# [What you are asked to do]
Print the records below exactly, omitting all pictures.

Page and application data records

::::::::

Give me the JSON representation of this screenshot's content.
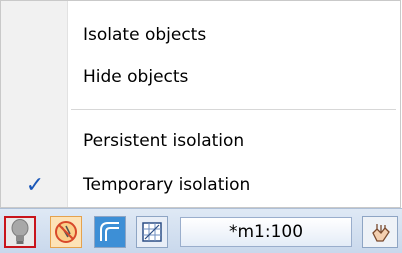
{
  "menu": {
    "items": [
      {
        "label": "Isolate objects",
        "checked": false
      },
      {
        "label": "Hide objects",
        "checked": false
      },
      {
        "label": "Persistent isolation",
        "checked": false
      },
      {
        "label": "Temporary isolation",
        "checked": true
      }
    ],
    "check_glyph": "✓"
  },
  "statusbar": {
    "buttons": [
      {
        "icon": "lightbulb-icon",
        "active": true
      },
      {
        "icon": "no-isolate-icon",
        "active": false
      },
      {
        "icon": "snap-icon",
        "active": false
      },
      {
        "icon": "grid-icon",
        "active": false
      }
    ],
    "annotation_scale": "*m1:100",
    "pan_icon": "hand-pan-icon"
  },
  "colors": {
    "accent": "#1a57b8",
    "active_border": "#c8141b"
  }
}
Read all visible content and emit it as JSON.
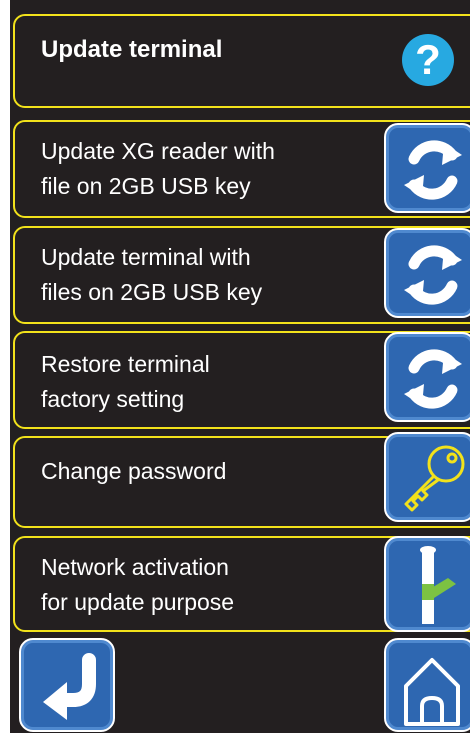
{
  "header": {
    "title": "Update terminal",
    "help_glyph": "?"
  },
  "menu": {
    "items": [
      {
        "label": "Update XG reader with\nfile on 2GB USB key",
        "icon": "refresh-icon"
      },
      {
        "label": "Update terminal with\nfiles on 2GB USB key",
        "icon": "refresh-icon"
      },
      {
        "label": "Restore terminal\nfactory setting",
        "icon": "refresh-icon"
      },
      {
        "label": "Change password",
        "icon": "key-icon"
      },
      {
        "label": "Network activation\nfor update purpose",
        "icon": "pipe-valve-icon"
      }
    ]
  },
  "footer": {
    "back_icon": "return-arrow-icon",
    "home_icon": "home-icon"
  },
  "colors": {
    "background": "#231f20",
    "border": "#f2e21b",
    "button": "#2e67b1",
    "help": "#27a9e1",
    "valve": "#7cc242"
  }
}
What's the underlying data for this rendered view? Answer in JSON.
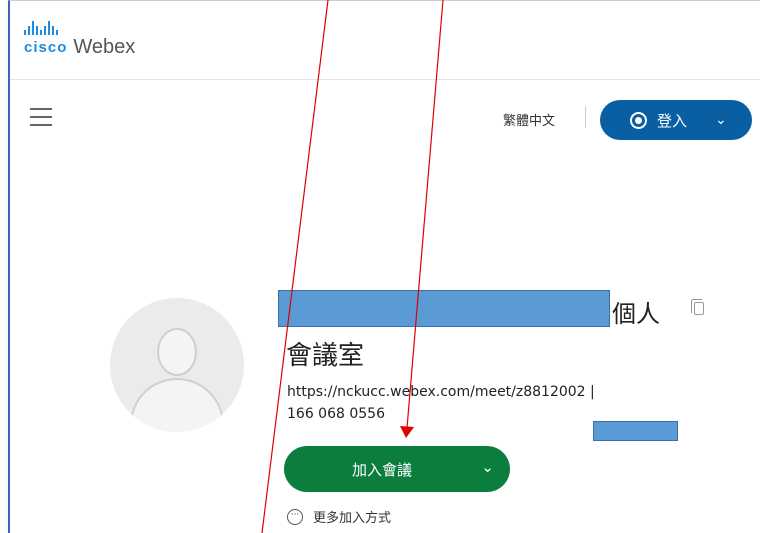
{
  "header": {
    "brand_cisco": "cisco",
    "brand_product": "Webex",
    "language": "繁體中文",
    "signin_label": "登入",
    "signin_chevron": "⌄",
    "colors": {
      "brand": "#1d8ce0",
      "signin_bg": "#0a5fa3"
    }
  },
  "room": {
    "title_suffix": "個人",
    "title_line2": "會議室",
    "url": "https://nckucc.webex.com/meet/z8812002  |",
    "number": "166 068 0556",
    "join_label": "加入會議",
    "join_chevron": "⌄",
    "more_label": "更多加入方式",
    "colors": {
      "join_bg": "#0b7d3d",
      "redaction": "#5b9bd5",
      "annotation_red": "#e00000"
    }
  }
}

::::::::

# [Written solution]
Give me the JSON representation of this screenshot's content.
{
  "menu": {
    "items": [
      {
        "label": "Isolate objects",
        "checked": false
      },
      {
        "label": "Hide objects",
        "checked": false
      },
      {
        "label": "Persistent isolation",
        "checked": false
      },
      {
        "label": "Temporary isolation",
        "checked": true
      }
    ],
    "check_glyph": "✓"
  },
  "statusbar": {
    "buttons": [
      {
        "icon": "lightbulb-icon",
        "active": true
      },
      {
        "icon": "no-isolate-icon",
        "active": false
      },
      {
        "icon": "snap-icon",
        "active": false
      },
      {
        "icon": "grid-icon",
        "active": false
      }
    ],
    "annotation_scale": "*m1:100",
    "pan_icon": "hand-pan-icon"
  },
  "colors": {
    "accent": "#1a57b8",
    "active_border": "#c8141b"
  }
}
Read all visible content and emit it as JSON.
{
  "header": {
    "title": "Update terminal",
    "help_glyph": "?"
  },
  "menu": {
    "items": [
      {
        "label": "Update XG reader with\nfile on 2GB USB key",
        "icon": "refresh-icon"
      },
      {
        "label": "Update terminal with\nfiles on 2GB USB key",
        "icon": "refresh-icon"
      },
      {
        "label": "Restore terminal\nfactory setting",
        "icon": "refresh-icon"
      },
      {
        "label": "Change password",
        "icon": "key-icon"
      },
      {
        "label": "Network activation\nfor update purpose",
        "icon": "pipe-valve-icon"
      }
    ]
  },
  "footer": {
    "back_icon": "return-arrow-icon",
    "home_icon": "home-icon"
  },
  "colors": {
    "background": "#231f20",
    "border": "#f2e21b",
    "button": "#2e67b1",
    "help": "#27a9e1",
    "valve": "#7cc242"
  }
}
What's the underlying data for this rendered view? Answer in JSON.
{
  "header": {
    "brand_cisco": "cisco",
    "brand_product": "Webex",
    "language": "繁體中文",
    "signin_label": "登入",
    "signin_chevron": "⌄",
    "colors": {
      "brand": "#1d8ce0",
      "signin_bg": "#0a5fa3"
    }
  },
  "room": {
    "title_suffix": "個人",
    "title_line2": "會議室",
    "url": "https://nckucc.webex.com/meet/z8812002  |",
    "number": "166 068 0556",
    "join_label": "加入會議",
    "join_chevron": "⌄",
    "more_label": "更多加入方式",
    "colors": {
      "join_bg": "#0b7d3d",
      "redaction": "#5b9bd5",
      "annotation_red": "#e00000"
    }
  }
}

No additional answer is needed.